Nonetheless, Notre Dame—and more specifically, new Irish defensive coordinator Mike Elko and defensive backs coach Todd Lyght—enjoyed Tuesday’s recruiting news when two consensus four-star coverage men committed to the Irish.

Safety Derrik Allen (Lassiter High School; Marietta, Ga.) and cornerback Kalon Gervin (Cass Tech; Detroit, Mich.) joined a class of now eight commitments, six of which play on the defensive side of the ball.

Gervin, the No. 11 cornerback in the class according to rivals.com, waited mere days after attending Notre Dame’s Junior Day over the weekend. Irish coach Brian Kelly and staff’s failure to land a recruit at Gervin’s position in the 2017 haul actually helped reel in the recruit with offers from Florida, LSU, Michigan and dozens others.

“The opportunity to play right away, they didn’t sign a cornerback this last class,” Gervin told Blue & Gold Illustrated helped sway him. “Also, the education is second-to-none.
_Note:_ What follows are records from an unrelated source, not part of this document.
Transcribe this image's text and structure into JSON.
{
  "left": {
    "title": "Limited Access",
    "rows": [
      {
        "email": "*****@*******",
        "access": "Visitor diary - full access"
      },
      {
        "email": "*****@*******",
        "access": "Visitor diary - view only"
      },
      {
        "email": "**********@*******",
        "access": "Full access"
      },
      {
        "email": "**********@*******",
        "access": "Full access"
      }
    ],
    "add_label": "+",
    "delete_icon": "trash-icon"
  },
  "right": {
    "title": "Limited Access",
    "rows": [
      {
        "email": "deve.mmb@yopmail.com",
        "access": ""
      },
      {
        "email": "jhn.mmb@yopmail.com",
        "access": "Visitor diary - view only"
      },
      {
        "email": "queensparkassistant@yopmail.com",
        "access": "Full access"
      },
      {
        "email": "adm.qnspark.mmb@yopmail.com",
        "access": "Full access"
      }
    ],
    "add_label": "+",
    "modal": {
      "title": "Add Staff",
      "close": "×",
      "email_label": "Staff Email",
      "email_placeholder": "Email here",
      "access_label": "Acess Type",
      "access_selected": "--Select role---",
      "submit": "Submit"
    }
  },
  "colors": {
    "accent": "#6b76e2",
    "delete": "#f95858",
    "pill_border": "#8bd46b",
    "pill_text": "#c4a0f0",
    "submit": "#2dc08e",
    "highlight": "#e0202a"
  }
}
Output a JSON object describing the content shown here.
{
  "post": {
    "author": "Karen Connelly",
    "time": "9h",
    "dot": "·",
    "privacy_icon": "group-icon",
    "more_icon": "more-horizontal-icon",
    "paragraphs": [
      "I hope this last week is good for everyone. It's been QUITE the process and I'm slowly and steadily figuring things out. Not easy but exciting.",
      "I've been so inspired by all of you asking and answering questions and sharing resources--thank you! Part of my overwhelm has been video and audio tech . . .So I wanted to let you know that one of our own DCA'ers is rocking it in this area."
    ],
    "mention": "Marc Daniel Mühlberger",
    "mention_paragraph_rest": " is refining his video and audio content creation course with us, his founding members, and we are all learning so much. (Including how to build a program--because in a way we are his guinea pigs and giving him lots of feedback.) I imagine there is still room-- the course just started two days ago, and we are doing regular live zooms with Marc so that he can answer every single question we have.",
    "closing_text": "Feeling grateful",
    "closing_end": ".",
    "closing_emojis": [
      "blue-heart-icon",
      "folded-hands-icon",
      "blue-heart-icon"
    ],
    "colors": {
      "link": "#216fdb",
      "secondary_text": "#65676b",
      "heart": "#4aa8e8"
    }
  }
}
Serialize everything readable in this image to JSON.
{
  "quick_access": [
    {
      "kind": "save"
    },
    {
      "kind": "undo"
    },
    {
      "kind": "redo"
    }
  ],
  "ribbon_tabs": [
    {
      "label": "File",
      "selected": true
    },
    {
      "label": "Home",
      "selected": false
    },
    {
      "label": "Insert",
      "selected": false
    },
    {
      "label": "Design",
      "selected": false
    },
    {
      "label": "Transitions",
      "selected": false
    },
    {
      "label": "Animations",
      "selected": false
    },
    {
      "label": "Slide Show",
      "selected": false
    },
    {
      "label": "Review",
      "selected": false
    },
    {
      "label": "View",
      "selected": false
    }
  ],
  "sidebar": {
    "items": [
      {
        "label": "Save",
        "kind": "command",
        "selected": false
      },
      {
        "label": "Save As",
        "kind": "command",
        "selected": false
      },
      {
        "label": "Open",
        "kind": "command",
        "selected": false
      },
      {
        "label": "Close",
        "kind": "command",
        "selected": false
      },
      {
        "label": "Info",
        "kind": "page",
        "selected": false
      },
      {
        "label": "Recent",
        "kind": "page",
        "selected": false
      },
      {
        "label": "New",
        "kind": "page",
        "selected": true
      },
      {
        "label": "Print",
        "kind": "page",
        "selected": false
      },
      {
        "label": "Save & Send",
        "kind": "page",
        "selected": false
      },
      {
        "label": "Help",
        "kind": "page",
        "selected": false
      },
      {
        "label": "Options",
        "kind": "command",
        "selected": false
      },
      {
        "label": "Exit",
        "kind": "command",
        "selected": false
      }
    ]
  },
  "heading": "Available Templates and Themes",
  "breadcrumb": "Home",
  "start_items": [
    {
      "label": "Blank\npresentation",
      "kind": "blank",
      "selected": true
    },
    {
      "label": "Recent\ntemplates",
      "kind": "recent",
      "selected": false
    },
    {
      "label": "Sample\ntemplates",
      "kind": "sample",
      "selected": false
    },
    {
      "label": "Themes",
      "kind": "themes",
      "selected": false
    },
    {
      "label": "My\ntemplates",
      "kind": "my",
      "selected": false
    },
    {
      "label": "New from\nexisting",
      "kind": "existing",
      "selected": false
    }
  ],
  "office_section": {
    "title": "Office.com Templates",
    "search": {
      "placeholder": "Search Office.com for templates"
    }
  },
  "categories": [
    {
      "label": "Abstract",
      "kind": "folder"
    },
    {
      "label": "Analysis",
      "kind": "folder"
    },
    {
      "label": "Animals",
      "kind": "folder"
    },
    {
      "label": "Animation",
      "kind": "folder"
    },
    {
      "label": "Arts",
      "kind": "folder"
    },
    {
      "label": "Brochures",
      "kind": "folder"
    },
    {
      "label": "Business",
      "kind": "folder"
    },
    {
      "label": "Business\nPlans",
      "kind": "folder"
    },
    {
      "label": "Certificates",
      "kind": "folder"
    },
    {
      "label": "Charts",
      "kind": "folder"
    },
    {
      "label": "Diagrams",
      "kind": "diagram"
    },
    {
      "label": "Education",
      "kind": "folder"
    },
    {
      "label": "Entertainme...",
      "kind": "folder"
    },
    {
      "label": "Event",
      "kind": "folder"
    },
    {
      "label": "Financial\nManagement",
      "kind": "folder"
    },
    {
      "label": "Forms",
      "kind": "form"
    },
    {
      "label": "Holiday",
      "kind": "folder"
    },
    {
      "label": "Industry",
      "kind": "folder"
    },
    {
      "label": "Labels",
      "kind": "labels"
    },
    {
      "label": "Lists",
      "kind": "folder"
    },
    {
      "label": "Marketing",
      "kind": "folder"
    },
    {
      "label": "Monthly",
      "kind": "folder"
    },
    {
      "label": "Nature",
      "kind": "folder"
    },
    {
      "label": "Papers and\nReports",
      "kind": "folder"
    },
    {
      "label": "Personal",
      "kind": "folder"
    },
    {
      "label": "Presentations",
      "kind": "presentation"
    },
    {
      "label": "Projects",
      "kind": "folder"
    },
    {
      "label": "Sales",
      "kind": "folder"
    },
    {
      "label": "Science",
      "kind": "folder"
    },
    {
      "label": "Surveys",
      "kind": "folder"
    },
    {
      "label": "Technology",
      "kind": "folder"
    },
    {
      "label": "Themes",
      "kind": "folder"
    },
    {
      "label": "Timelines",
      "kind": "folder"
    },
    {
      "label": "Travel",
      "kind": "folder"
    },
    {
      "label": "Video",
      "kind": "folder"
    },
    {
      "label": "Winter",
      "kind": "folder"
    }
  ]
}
It speaks for itself.”

Allen, pictured at top, has leaned toward Notre Dame for months. The No. 3 safety in the country per Rivals, he chose the Irish over the likes of Alabama, Clemson and Florida State.

Elliott officially to Nebraska

The two highly-touted defensive backs will not have the chance to learn under the tutelage of Bob Elliott. Nebraska officially announced the hiring of the former Notre Dame safeties (2012-13) and linebackers (2014) coach. Elliott spent the last two seasons serving as a special assistant to Kelly, focusing largely on defending the triple-option attacks of Army, Navy and Georgia Tech.

Elliott rejoins former Notre Dame defensive coordinator Bob Diaco in Lincoln. Diaco was hired as the Cornhuskers’ defensive coordinator in January.

The Lincoln Journal Star’s Brian Cristopherson reports Elliott will make a nice wage in eastern Nebraska.